Recorded data:
----------

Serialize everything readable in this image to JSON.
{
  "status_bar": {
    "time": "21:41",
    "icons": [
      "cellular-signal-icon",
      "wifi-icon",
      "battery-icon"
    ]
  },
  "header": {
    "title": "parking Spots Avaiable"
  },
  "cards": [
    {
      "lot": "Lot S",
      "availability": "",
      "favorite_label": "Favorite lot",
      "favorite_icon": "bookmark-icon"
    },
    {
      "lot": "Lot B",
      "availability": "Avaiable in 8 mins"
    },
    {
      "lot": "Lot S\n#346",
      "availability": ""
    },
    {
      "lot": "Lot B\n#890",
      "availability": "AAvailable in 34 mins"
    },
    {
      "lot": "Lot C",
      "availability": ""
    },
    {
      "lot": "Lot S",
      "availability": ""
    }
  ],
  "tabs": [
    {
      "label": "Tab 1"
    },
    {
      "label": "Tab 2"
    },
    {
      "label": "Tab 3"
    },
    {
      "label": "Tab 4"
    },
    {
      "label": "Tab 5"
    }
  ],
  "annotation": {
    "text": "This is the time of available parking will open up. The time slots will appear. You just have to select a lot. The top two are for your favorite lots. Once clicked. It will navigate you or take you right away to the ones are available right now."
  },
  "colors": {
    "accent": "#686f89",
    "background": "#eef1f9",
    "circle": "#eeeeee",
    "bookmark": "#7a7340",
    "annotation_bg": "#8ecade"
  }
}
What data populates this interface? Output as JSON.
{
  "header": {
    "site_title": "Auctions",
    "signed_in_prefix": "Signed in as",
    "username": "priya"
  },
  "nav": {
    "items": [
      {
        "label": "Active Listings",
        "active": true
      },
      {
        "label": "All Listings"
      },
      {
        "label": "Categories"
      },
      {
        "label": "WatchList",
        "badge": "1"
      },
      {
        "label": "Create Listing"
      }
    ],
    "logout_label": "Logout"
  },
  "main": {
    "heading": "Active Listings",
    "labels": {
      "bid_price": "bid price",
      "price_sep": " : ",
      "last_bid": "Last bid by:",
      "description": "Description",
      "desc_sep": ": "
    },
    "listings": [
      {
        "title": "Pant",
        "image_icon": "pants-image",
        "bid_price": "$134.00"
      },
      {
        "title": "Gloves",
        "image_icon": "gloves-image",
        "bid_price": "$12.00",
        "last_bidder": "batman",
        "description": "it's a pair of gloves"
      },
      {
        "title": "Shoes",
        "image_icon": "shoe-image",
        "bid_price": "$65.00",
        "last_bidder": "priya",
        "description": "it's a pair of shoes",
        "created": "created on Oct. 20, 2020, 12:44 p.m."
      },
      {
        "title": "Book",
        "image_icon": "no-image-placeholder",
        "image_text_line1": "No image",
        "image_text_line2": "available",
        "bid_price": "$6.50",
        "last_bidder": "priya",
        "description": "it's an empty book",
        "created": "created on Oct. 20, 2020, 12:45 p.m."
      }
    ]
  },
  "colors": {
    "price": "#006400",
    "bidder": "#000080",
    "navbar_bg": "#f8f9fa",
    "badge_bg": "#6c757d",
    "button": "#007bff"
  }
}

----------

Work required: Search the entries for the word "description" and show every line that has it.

The answer:
      "description": "Description",
        "description": "it's a pair of gloves"
        "description": "it's a pair of shoes",
        "description": "it's an empty book",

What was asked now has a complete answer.